Tuesday, September 30, 2014

Small Brown Snake 2014

My rules were this:  all ingredients of the work I did while teaching an Intensive at Anderson Ranch this fall  http://www.andersonranch.org/ had to be found or given to me.  The second day of the workshop, one of my students, Trace Nichols,  showed up with a plastic bag with something inside.  On her run that morning she had found a small brown snake, dead, by the side of the road.  As the days went by, I had 4 stripped pine cones(squirrels getting ready for winter) which resembled paws of some strange beast, two dead flies, about 15 tiny sea shells, some smashed pine cones(from being driven over), a stack of lovely Japanese printmaking paper (tear offs), beautifully stained tissue with  which a student had blotted her paintings, old, yellowed, dictionary pages, a DASS transfer of leaves, and numerous copies of images printed and then discarded. And these were just a few of the things I collected or that were given to me by my students as the workshop went on. My last gift was laying on my work table, beautifully wrapped and tied in leaves.  Trace had, once again, on her morning run, found a dead animal, this time a squirrel, and knowing that she wasn't going to come back that way, had wrapped it in leaves and tied them with stems so that she could carry it comfortably on her (long) run home.  I opened the beautiful present, simultaneously gasped and jumped a several feet backwards, then thanked her profusely for the lovely present.

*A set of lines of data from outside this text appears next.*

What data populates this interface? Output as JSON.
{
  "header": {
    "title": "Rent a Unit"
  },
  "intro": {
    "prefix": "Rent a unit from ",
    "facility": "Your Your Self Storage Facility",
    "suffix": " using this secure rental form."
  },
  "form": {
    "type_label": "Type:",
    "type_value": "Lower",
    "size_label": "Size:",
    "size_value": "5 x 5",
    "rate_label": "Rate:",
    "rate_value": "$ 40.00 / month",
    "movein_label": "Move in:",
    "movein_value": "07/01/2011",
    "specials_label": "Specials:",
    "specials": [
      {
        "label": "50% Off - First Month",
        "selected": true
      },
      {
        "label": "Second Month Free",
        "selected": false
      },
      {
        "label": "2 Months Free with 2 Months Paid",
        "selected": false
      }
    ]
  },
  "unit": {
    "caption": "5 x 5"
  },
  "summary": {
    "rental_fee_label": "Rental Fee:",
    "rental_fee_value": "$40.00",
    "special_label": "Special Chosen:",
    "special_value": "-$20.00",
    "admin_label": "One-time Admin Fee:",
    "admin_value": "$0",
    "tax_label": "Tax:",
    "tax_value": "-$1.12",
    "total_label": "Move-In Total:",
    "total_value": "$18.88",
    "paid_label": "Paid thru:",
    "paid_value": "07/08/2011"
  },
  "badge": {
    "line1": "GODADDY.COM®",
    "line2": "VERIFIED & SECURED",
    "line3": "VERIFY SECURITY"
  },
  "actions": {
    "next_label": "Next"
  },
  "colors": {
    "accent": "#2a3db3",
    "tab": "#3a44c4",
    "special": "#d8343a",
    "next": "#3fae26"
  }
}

Sunday, September 14, 2014

Big Head(Thinking) 2014

The world as we have created it is a process of our thinking. It cannot be changed without changing our thinking.”
Albert Einstein

 “Stop thinking, and end your problems.”
Lao Tzu

In thinking, keep to the simple.”
Lao Tzu

I have a hard time with thinking, or rather, perhaps better said, thinking has not always been my friend.  My thoughts shape me:  they can create much anxiety and loneliness, and I don't understand why.  The thoughts swirl and repeat, swirl and repeat, especially at 4:00 am in the morning, when whatever thoughts I have seem always to go to dark places.  When I teach, I tell my students to let their brains go outside for a smoke while they stay inside to work.  I see my students convincing themselves that they can't paint, or can't collage, or don't understand color, then, when given a little push, and their hands are allowed to take over and their thinking discouraged, they are able to do all those things, and much more,  beautifully with complex creativity and, often, with profound meaning.